A review of the fire safety arrangements at Scotland’s historic buildings should be undertaken following the Glasgow School of Art blaze, a leading fire safety expert has said.
Guidance on fire safety should be updated, fire protection measures should be examined, and modern alarm and sprinkler systems installed, according to Stephen Mackenzie, an independent fire safety and emergency planning consultant.
Other great buildings in Glasgow including the Alexander “Greek” Thomson church in St Vincent Street, are also susceptible to fire, said Mackenzie, who has advised on historic building projects and is an ambassador for the Society of Fire Protection Engineers. He urged the Scottish Government to conduct the review.
He said: “I think there should be a review of fire safety in Scotland’s historic buildings. We need to update our recommendations and guidance and to make some sort of statutory provision to get people to look at not only life saving, but property protection in our category one listed assets.
“The review should look at fire protection measures and arson control. We need to look at preventative and evacuation strategies. We also need to look at modern alarm and sprinkler systems.”
The second major fire in four years at the Charles Rennie Mackintosh masterpiece, when it was on the verge of restoration, has been deeply distressing. Hopes the remains of the Glasgow School of Art can be restored again have been voiced. But the damage has been devastating.

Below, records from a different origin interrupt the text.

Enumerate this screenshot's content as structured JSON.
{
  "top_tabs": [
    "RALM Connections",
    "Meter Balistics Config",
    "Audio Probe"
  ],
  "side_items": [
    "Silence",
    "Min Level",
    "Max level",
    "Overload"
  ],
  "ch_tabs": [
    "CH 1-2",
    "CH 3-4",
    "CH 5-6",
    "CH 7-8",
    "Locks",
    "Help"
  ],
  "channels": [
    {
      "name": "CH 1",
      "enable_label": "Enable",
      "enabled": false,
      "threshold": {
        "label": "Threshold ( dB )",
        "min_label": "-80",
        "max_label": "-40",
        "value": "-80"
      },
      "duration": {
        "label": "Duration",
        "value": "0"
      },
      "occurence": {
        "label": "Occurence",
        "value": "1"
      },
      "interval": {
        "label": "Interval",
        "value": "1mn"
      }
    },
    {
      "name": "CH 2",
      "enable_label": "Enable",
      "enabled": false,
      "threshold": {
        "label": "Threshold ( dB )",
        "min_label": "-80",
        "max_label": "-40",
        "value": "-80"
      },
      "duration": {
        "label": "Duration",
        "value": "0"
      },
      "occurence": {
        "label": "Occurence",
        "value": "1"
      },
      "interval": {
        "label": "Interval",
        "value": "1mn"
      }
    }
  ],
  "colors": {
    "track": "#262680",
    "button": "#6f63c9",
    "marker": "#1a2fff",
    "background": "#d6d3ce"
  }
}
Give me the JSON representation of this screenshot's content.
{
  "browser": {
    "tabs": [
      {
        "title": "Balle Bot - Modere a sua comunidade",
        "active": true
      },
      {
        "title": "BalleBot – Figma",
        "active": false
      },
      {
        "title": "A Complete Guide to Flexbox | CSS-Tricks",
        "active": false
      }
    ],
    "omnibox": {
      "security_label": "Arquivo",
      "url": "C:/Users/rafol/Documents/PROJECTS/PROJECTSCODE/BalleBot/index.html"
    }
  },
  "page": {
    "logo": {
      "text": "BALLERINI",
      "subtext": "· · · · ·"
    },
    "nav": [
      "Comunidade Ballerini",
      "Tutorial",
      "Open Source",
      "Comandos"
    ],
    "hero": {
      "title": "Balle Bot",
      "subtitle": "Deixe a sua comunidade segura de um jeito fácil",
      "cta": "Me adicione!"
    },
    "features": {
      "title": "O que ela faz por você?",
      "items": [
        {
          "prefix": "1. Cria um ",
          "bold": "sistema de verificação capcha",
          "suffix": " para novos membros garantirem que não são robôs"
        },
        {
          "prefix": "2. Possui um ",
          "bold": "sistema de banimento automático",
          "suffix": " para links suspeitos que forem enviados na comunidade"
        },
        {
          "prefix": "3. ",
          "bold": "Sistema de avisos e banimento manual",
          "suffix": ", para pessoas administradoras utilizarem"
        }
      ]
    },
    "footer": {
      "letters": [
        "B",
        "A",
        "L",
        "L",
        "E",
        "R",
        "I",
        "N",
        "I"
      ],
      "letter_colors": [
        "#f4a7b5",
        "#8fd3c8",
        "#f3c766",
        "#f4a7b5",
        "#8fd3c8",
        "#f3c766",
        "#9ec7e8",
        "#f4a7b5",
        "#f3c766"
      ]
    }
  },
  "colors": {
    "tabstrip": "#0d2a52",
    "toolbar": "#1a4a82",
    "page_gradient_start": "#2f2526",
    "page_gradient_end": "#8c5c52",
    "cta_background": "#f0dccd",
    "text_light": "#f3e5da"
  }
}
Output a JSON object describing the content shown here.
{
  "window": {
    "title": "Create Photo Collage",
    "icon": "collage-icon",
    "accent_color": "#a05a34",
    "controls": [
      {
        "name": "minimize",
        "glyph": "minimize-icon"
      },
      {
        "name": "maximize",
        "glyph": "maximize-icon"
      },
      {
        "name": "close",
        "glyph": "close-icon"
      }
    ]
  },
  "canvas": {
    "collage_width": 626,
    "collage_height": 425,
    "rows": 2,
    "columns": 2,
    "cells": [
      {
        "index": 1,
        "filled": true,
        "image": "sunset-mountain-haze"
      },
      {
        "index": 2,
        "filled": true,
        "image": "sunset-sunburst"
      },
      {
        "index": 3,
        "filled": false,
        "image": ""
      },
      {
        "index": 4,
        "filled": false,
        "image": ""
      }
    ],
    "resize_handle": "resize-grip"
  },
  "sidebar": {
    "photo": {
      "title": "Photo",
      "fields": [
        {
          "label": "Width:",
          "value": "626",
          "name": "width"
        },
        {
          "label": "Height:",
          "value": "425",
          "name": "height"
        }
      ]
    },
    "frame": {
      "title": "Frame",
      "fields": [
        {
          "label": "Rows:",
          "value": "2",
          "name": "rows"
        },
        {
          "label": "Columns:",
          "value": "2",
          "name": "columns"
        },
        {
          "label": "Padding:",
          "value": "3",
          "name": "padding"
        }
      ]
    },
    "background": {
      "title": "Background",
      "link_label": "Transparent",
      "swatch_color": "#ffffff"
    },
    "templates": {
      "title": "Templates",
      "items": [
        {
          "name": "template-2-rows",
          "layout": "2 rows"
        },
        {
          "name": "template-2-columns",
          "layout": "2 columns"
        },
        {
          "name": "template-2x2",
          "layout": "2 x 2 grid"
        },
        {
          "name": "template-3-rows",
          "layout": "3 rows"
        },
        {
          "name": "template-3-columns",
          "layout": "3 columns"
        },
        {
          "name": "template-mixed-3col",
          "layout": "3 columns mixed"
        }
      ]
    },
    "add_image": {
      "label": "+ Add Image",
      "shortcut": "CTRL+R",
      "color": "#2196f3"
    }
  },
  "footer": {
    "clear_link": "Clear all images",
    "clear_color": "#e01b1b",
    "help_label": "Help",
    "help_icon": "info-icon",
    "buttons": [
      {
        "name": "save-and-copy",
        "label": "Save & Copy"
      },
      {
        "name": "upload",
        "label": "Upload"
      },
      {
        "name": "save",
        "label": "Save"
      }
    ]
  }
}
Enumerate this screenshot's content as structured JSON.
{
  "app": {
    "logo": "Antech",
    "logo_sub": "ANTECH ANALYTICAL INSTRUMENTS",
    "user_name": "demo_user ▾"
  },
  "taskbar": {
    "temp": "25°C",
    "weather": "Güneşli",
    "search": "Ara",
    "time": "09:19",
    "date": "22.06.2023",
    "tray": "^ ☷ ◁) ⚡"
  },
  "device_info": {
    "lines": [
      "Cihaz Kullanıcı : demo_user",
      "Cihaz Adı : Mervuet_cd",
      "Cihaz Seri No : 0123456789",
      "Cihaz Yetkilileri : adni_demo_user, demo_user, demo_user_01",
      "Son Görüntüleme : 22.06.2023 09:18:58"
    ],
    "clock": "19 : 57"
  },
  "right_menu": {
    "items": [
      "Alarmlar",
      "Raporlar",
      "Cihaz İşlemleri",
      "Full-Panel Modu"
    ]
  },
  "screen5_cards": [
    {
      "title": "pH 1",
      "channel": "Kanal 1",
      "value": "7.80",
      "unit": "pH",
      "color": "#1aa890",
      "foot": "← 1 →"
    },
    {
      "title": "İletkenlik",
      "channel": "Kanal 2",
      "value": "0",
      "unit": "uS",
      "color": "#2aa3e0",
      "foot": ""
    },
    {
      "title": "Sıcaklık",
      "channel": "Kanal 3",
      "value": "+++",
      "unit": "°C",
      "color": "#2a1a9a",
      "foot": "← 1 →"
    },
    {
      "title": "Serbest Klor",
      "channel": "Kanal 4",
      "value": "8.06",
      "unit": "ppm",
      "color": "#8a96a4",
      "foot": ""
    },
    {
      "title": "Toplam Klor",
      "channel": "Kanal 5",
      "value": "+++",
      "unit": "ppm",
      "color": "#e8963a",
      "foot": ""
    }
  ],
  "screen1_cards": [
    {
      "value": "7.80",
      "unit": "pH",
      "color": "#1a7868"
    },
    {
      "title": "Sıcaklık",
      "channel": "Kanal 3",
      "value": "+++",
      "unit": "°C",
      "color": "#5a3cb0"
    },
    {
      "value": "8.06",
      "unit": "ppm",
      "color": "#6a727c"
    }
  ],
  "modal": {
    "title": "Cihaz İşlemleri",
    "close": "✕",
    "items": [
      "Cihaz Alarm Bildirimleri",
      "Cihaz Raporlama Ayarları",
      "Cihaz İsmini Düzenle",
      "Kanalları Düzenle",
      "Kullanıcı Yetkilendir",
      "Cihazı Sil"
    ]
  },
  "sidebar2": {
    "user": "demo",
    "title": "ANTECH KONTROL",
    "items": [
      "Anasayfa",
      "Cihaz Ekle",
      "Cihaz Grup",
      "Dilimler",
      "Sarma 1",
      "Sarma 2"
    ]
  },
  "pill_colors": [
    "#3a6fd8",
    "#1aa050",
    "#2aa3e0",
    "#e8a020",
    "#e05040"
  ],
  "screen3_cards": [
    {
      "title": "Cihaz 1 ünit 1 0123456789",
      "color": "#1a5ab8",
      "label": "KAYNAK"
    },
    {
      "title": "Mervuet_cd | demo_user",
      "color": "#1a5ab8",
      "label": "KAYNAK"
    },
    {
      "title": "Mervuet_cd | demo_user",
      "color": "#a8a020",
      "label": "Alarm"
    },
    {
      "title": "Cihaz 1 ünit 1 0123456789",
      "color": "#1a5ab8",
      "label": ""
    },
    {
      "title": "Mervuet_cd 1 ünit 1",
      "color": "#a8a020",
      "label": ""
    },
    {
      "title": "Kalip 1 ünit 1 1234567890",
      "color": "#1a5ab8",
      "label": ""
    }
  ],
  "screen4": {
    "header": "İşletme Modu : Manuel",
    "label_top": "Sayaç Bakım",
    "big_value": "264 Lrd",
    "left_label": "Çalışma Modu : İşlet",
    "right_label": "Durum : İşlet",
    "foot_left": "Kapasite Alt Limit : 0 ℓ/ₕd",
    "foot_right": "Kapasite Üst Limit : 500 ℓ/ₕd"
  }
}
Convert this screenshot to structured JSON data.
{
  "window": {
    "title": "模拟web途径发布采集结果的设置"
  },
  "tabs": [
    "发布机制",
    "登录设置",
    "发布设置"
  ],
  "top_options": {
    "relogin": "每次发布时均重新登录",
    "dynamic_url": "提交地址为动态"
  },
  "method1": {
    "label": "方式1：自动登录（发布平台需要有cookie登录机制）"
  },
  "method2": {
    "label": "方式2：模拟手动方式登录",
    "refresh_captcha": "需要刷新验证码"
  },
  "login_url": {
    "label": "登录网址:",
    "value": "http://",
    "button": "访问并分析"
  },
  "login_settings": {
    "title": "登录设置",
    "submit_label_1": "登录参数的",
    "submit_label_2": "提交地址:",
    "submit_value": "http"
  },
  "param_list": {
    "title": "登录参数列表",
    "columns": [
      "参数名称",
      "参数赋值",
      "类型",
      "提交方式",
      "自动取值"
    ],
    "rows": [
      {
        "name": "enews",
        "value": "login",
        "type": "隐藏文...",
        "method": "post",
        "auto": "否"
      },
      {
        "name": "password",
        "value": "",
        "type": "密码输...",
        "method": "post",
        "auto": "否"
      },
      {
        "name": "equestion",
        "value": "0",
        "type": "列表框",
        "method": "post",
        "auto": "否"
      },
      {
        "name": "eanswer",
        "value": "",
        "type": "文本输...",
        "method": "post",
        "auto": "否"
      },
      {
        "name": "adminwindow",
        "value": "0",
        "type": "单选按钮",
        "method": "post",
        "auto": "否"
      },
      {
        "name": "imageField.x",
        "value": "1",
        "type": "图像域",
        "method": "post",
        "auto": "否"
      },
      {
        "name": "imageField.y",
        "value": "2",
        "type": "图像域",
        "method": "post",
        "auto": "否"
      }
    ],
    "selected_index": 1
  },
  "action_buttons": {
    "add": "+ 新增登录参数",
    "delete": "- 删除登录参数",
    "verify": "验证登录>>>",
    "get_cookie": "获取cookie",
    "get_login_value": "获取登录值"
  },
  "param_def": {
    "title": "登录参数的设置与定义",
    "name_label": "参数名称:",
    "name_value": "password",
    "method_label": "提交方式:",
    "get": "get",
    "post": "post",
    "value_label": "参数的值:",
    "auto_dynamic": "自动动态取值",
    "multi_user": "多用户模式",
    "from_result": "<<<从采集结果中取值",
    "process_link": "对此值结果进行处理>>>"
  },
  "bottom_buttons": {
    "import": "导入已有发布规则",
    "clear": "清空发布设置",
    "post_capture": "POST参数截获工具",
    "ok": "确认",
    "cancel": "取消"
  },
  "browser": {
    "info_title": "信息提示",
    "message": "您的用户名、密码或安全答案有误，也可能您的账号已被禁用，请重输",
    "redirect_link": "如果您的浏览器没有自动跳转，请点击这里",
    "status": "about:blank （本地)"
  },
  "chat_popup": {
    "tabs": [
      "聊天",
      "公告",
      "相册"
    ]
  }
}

A Scottish Government spokesman said: “Historic buildings are already required to meet statutory fire safety requirements set by building standards, insurers and other regulations that apply to all buildings. In addition, Historic Environment Scotland, as the lead public body for Scotland’s historic environment, provides advice to owners of listed and historic buildings, and publishes detailed guidance on fire safety management for historic buildings, which set out the principles that should be applied.
“This includes looking at all viable options for historic buildings, based on the individual requirements of the building, including fire suppression and sprinkler systems.”